Raikkonen finished fourth in Saturday’s Q3 session, and will move up to third place on the grid for tomorrow’s race thanks to Ferrari teammate Sebastian Vettel’s grid penalty.

Despite being in a position to lead the Italian marque’s charge against Mercedes and make the most of Lewis Hamilton’s grid penalty, Raikkonen was far from jubilant after qualifying.

The Finn had been set to take third in Q3, only to make a mistake on his final qualifying lap that meant he was unable to improve his time, leaving him P4 at the checkered flag.

“The whole weekend has been tricky: for whatever reason, I struggled all the time to put one decent lap together,” Raikkonen said.

“In qualifying it was a bit better, but I was still fighting with the front end in a few places.

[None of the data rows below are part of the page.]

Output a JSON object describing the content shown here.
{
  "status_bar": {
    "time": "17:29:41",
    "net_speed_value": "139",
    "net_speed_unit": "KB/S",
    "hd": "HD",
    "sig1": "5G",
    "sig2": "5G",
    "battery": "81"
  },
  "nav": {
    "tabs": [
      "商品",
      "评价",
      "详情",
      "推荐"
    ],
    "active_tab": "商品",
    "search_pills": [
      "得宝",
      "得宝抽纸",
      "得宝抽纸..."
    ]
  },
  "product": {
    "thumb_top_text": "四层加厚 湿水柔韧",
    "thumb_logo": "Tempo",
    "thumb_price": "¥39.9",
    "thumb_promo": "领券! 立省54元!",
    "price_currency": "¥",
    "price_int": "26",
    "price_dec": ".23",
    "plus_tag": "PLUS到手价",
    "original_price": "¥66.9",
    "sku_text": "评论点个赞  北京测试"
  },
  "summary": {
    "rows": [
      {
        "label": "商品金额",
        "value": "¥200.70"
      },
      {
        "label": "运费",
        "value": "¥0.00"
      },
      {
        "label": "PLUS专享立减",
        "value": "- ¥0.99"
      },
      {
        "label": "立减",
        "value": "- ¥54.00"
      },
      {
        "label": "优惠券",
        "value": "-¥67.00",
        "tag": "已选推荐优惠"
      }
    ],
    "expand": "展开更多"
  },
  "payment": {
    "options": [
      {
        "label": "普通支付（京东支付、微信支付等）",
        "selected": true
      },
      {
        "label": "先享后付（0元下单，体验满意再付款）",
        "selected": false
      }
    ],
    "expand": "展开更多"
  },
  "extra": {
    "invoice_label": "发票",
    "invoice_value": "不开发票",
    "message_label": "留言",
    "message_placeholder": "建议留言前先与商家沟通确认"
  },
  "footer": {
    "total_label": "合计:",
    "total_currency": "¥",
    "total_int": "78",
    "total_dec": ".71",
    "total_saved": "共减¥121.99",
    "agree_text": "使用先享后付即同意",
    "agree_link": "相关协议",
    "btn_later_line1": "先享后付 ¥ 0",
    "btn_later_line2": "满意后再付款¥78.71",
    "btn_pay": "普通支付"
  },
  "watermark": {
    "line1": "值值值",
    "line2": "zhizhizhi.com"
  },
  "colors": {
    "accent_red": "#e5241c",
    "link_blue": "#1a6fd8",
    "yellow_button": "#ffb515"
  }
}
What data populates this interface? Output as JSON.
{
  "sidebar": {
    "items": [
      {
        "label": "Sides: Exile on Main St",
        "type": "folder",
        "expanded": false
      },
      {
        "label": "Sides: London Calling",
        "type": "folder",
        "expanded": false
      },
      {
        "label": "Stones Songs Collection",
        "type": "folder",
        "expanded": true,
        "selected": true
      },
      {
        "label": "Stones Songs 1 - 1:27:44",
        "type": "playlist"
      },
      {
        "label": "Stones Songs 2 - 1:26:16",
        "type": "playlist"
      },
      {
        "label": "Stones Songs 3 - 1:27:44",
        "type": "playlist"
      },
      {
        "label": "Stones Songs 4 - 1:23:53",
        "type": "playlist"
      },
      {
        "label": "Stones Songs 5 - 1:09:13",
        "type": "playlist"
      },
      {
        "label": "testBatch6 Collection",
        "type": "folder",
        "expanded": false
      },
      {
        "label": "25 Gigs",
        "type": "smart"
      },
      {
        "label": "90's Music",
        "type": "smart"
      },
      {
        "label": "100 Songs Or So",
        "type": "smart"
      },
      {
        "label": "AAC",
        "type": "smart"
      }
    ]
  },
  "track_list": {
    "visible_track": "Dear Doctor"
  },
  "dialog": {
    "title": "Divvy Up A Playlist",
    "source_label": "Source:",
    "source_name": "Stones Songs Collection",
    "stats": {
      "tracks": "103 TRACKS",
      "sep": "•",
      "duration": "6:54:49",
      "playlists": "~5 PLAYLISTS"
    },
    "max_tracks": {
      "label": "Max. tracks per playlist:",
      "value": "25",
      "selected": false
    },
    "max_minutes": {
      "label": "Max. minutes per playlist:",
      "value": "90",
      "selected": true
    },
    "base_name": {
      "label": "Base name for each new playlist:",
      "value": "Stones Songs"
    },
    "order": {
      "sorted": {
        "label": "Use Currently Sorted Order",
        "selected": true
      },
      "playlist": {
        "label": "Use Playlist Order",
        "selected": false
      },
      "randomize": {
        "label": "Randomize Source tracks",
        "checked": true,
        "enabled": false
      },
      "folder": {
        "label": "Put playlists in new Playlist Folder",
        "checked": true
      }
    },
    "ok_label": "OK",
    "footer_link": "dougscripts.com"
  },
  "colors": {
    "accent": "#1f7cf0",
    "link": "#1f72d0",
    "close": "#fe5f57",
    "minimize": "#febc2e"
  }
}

It could have been good enough for a second or a third place on the grid, but on my last lap I completely missed the last corner and slid away.

“Obviously I’m a disappointed with what happened, but considering how difficult it has been, this result it’s not ideal but it’s better than nothing.

“At least we are in third place at the start, we’ll see what happens tomorrow, I think in the race it’s going to be better.”

The Russian Grand Prix is live on CNBC and Live Extra from 7am ET on Sunday.